From the entries below, return every line that includes the word "type".

# # # # # # #

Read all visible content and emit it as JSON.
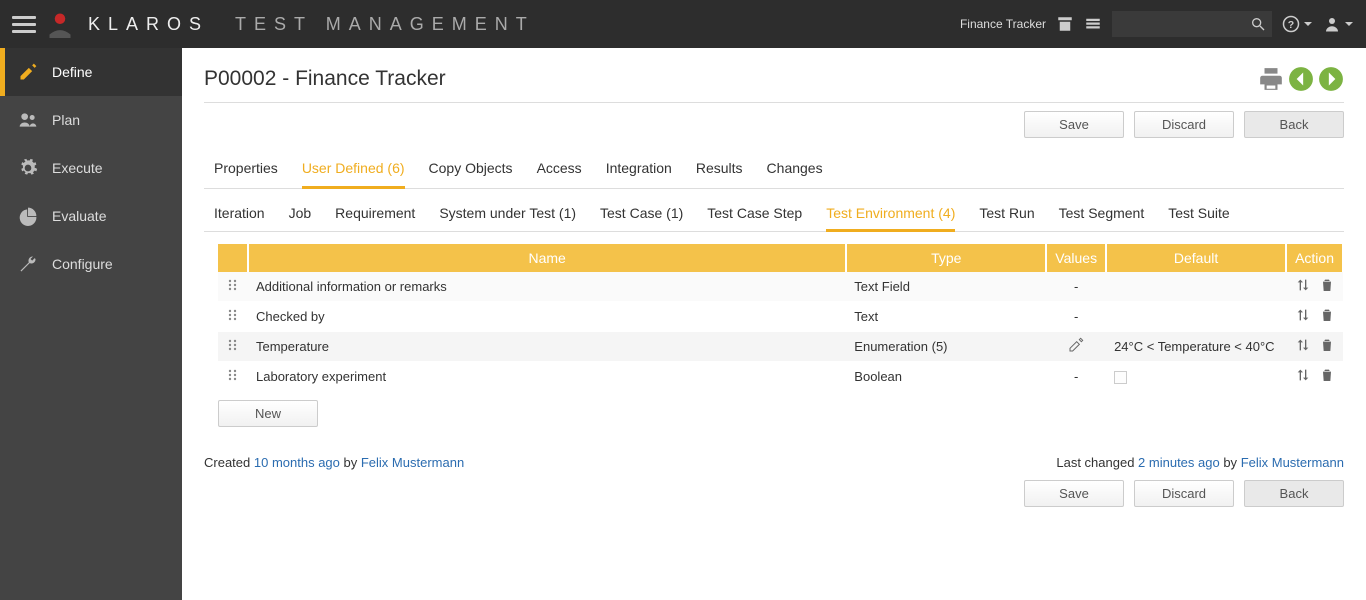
{
  "topbar": {
    "brand_bold": "KLAROS",
    "brand_light": "TEST MANAGEMENT",
    "project_label": "Finance Tracker",
    "search_placeholder": ""
  },
  "sidebar": {
    "items": [
      {
        "label": "Define"
      },
      {
        "label": "Plan"
      },
      {
        "label": "Execute"
      },
      {
        "label": "Evaluate"
      },
      {
        "label": "Configure"
      }
    ]
  },
  "page": {
    "title": "P00002 - Finance Tracker",
    "buttons": {
      "save": "Save",
      "discard": "Discard",
      "back": "Back",
      "new": "New"
    }
  },
  "tabs": [
    {
      "label": "Properties"
    },
    {
      "label": "User Defined (6)",
      "active": true
    },
    {
      "label": "Copy Objects"
    },
    {
      "label": "Access"
    },
    {
      "label": "Integration"
    },
    {
      "label": "Results"
    },
    {
      "label": "Changes"
    }
  ],
  "subtabs": [
    {
      "label": "Iteration"
    },
    {
      "label": "Job"
    },
    {
      "label": "Requirement"
    },
    {
      "label": "System under Test (1)"
    },
    {
      "label": "Test Case (1)"
    },
    {
      "label": "Test Case Step"
    },
    {
      "label": "Test Environment (4)",
      "active": true
    },
    {
      "label": "Test Run"
    },
    {
      "label": "Test Segment"
    },
    {
      "label": "Test Suite"
    }
  ],
  "table": {
    "headers": {
      "name": "Name",
      "type": "Type",
      "values": "Values",
      "default": "Default",
      "action": "Action"
    },
    "rows": [
      {
        "name": "Additional information or remarks",
        "type": "Text Field",
        "values": "-",
        "default": ""
      },
      {
        "name": "Checked by",
        "type": "Text",
        "values": "-",
        "default": ""
      },
      {
        "name": "Temperature",
        "type": "Enumeration (5)",
        "values": "",
        "default": "24°C < Temperature < 40°C",
        "editable": true
      },
      {
        "name": "Laboratory experiment",
        "type": "Boolean",
        "values": "-",
        "default": "",
        "checkbox": true
      }
    ]
  },
  "meta": {
    "created_prefix": "Created ",
    "created_time": "10 months ago",
    "created_by_prefix": " by ",
    "created_by": "Felix Mustermann",
    "changed_prefix": "Last changed ",
    "changed_time": "2 minutes ago",
    "changed_by_prefix": " by ",
    "changed_by": "Felix Mustermann"
  }
}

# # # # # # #

*EXERCISE ANSWER*
      "type": "Type",
        "type": "Text Field",
        "type": "Text",
        "type": "Enumeration (5)",
        "type": "Boolean",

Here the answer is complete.